→ REQUIREMENT: What lines of the data hold the string "charging"? Pull each one out.

.....

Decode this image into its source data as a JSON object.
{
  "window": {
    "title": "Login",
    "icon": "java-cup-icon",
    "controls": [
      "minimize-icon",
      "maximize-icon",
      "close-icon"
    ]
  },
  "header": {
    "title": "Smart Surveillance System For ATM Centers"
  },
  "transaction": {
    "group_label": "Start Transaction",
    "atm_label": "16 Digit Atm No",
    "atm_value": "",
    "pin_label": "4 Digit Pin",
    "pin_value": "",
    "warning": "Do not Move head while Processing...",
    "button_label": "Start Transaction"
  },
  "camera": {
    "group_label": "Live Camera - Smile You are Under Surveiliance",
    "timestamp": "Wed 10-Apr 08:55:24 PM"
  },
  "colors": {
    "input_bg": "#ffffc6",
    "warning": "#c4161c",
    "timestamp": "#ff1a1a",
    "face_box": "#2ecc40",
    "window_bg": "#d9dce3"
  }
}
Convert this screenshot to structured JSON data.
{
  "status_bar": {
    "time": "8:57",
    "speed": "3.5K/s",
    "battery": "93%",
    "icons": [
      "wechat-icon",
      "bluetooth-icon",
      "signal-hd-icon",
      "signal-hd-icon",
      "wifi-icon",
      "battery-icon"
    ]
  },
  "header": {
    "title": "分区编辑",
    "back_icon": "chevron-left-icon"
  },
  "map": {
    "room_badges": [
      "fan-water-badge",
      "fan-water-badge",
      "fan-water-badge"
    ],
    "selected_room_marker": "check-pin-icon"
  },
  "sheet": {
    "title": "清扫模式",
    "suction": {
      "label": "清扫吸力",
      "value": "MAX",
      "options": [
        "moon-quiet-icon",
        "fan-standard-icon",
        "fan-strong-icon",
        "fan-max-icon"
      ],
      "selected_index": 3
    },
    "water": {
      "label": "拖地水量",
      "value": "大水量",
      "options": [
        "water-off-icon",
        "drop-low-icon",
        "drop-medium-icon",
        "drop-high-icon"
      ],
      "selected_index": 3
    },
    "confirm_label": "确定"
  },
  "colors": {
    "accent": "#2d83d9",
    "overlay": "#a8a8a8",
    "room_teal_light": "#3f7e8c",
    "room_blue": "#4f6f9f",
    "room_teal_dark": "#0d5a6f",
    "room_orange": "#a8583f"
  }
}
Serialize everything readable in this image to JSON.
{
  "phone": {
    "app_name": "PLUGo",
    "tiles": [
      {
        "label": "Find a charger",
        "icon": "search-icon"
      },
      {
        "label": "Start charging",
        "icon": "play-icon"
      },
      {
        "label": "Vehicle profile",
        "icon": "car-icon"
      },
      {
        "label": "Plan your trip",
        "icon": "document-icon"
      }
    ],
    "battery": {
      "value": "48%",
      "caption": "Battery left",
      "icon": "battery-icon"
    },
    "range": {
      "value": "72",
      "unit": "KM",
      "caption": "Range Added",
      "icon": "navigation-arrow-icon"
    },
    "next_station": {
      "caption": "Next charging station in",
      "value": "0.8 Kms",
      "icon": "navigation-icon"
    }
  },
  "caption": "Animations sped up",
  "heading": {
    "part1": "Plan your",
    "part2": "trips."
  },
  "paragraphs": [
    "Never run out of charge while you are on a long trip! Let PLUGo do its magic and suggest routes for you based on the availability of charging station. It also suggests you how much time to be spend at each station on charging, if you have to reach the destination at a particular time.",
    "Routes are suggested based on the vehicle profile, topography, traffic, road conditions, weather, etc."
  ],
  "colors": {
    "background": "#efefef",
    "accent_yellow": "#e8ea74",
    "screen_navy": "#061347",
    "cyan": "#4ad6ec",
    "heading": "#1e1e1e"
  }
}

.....

→ WRITTEN RESPONSE:
        "label": "Start charging",
      "caption": "Next charging station in",
    "Never run out of charge while you are on a long trip! Let PLUGo do its magic and suggest routes for you based on the availability of charging station. It also suggests you how much time to be spend at each station on charging, if you have to reach the destination at a particular time.",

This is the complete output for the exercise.